• REQUIRED WORK:
Write out all of the entries exactly, please.

• Web page and app entries:

——————————

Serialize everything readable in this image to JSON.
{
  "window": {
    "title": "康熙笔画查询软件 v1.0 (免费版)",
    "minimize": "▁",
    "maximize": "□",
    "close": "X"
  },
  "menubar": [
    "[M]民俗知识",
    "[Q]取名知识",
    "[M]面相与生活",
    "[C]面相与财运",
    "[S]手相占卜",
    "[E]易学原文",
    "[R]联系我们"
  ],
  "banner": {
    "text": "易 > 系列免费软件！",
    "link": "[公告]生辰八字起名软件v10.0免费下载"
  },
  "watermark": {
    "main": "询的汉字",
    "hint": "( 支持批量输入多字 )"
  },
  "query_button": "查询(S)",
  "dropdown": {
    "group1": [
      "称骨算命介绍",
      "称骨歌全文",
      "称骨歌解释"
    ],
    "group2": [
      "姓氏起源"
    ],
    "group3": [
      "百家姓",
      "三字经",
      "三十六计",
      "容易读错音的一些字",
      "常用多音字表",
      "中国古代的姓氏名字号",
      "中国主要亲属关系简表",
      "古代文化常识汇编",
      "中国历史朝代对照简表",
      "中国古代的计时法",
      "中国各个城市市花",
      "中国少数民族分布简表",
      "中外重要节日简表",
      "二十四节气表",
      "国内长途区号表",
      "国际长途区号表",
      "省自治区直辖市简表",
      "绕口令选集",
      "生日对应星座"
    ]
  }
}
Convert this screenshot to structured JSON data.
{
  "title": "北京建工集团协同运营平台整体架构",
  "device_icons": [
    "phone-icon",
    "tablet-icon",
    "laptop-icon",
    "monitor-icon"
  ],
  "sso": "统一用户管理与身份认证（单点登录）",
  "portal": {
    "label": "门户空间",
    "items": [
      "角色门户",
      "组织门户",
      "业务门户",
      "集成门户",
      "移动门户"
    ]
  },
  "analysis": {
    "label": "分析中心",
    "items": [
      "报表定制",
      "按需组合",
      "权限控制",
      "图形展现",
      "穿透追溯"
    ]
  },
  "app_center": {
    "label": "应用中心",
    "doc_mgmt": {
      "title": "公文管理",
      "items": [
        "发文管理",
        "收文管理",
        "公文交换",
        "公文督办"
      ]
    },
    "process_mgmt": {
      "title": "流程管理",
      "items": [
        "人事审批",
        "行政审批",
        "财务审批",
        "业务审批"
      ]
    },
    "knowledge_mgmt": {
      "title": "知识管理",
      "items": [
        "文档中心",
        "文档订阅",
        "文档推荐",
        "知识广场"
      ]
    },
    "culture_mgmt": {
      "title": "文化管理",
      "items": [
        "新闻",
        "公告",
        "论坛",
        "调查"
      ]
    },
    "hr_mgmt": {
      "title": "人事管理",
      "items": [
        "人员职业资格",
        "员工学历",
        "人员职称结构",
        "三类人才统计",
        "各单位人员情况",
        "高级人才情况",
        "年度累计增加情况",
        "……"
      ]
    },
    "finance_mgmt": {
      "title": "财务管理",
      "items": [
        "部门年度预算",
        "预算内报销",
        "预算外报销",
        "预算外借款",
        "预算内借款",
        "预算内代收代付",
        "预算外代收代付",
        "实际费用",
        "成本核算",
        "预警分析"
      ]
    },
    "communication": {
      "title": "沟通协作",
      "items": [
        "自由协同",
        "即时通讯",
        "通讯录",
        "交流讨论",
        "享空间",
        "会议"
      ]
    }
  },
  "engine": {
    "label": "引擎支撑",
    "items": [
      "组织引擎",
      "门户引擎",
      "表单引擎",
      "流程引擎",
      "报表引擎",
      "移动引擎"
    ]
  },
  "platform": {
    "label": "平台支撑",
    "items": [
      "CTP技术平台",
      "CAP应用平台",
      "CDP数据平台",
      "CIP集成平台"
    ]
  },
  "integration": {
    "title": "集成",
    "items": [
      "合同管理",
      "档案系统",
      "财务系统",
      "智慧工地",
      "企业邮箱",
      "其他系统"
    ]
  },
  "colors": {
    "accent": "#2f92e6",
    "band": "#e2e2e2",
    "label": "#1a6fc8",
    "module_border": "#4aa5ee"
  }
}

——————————

• WRITTEN SOLUTION:
Serialize everything readable in this image to JSON.
{
  "window": {
    "title": "康熙笔画查询软件 v1.0 (免费版)",
    "minimize": "▁",
    "maximize": "□",
    "close": "X"
  },
  "menubar": [
    "[M]民俗知识",
    "[Q]取名知识",
    "[M]面相与生活",
    "[C]面相与财运",
    "[S]手相占卜",
    "[E]易学原文",
    "[R]联系我们"
  ],
  "banner": {
    "text": "易 > 系列免费软件！",
    "link": "[公告]生辰八字起名软件v10.0免费下载"
  },
  "watermark": {
    "main": "询的汉字",
    "hint": "( 支持批量输入多字 )"
  },
  "query_button": "查询(S)",
  "dropdown": {
    "group1": [
      "称骨算命介绍",
      "称骨歌全文",
      "称骨歌解释"
    ],
    "group2": [
      "姓氏起源"
    ],
    "group3": [
      "百家姓",
      "三字经",
      "三十六计",
      "容易读错音的一些字",
      "常用多音字表",
      "中国古代的姓氏名字号",
      "中国主要亲属关系简表",
      "古代文化常识汇编",
      "中国历史朝代对照简表",
      "中国古代的计时法",
      "中国各个城市市花",
      "中国少数民族分布简表",
      "中外重要节日简表",
      "二十四节气表",
      "国内长途区号表",
      "国际长途区号表",
      "省自治区直辖市简表",
      "绕口令选集",
      "生日对应星座"
    ]
  }
}
Convert this screenshot to structured JSON data.
{
  "title": "北京建工集团协同运营平台整体架构",
  "device_icons": [
    "phone-icon",
    "tablet-icon",
    "laptop-icon",
    "monitor-icon"
  ],
  "sso": "统一用户管理与身份认证（单点登录）",
  "portal": {
    "label": "门户空间",
    "items": [
      "角色门户",
      "组织门户",
      "业务门户",
      "集成门户",
      "移动门户"
    ]
  },
  "analysis": {
    "label": "分析中心",
    "items": [
      "报表定制",
      "按需组合",
      "权限控制",
      "图形展现",
      "穿透追溯"
    ]
  },
  "app_center": {
    "label": "应用中心",
    "doc_mgmt": {
      "title": "公文管理",
      "items": [
        "发文管理",
        "收文管理",
        "公文交换",
        "公文督办"
      ]
    },
    "process_mgmt": {
      "title": "流程管理",
      "items": [
        "人事审批",
        "行政审批",
        "财务审批",
        "业务审批"
      ]
    },
    "knowledge_mgmt": {
      "title": "知识管理",
      "items": [
        "文档中心",
        "文档订阅",
        "文档推荐",
        "知识广场"
      ]
    },
    "culture_mgmt": {
      "title": "文化管理",
      "items": [
        "新闻",
        "公告",
        "论坛",
        "调查"
      ]
    },
    "hr_mgmt": {
      "title": "人事管理",
      "items": [
        "人员职业资格",
        "员工学历",
        "人员职称结构",
        "三类人才统计",
        "各单位人员情况",
        "高级人才情况",
        "年度累计增加情况",
        "……"
      ]
    },
    "finance_mgmt": {
      "title": "财务管理",
      "items": [
        "部门年度预算",
        "预算内报销",
        "预算外报销",
        "预算外借款",
        "预算内借款",
        "预算内代收代付",
        "预算外代收代付",
        "实际费用",
        "成本核算",
        "预警分析"
      ]
    },
    "communication": {
      "title": "沟通协作",
      "items": [
        "自由协同",
        "即时通讯",
        "通讯录",
        "交流讨论",
        "享空间",
        "会议"
      ]
    }
  },
  "engine": {
    "label": "引擎支撑",
    "items": [
      "组织引擎",
      "门户引擎",
      "表单引擎",
      "流程引擎",
      "报表引擎",
      "移动引擎"
    ]
  },
  "platform": {
    "label": "平台支撑",
    "items": [
      "CTP技术平台",
      "CAP应用平台",
      "CDP数据平台",
      "CIP集成平台"
    ]
  },
  "integration": {
    "title": "集成",
    "items": [
      "合同管理",
      "档案系统",
      "财务系统",
      "智慧工地",
      "企业邮箱",
      "其他系统"
    ]
  },
  "colors": {
    "accent": "#2f92e6",
    "band": "#e2e2e2",
    "label": "#1a6fc8",
    "module_border": "#4aa5ee"
  }
}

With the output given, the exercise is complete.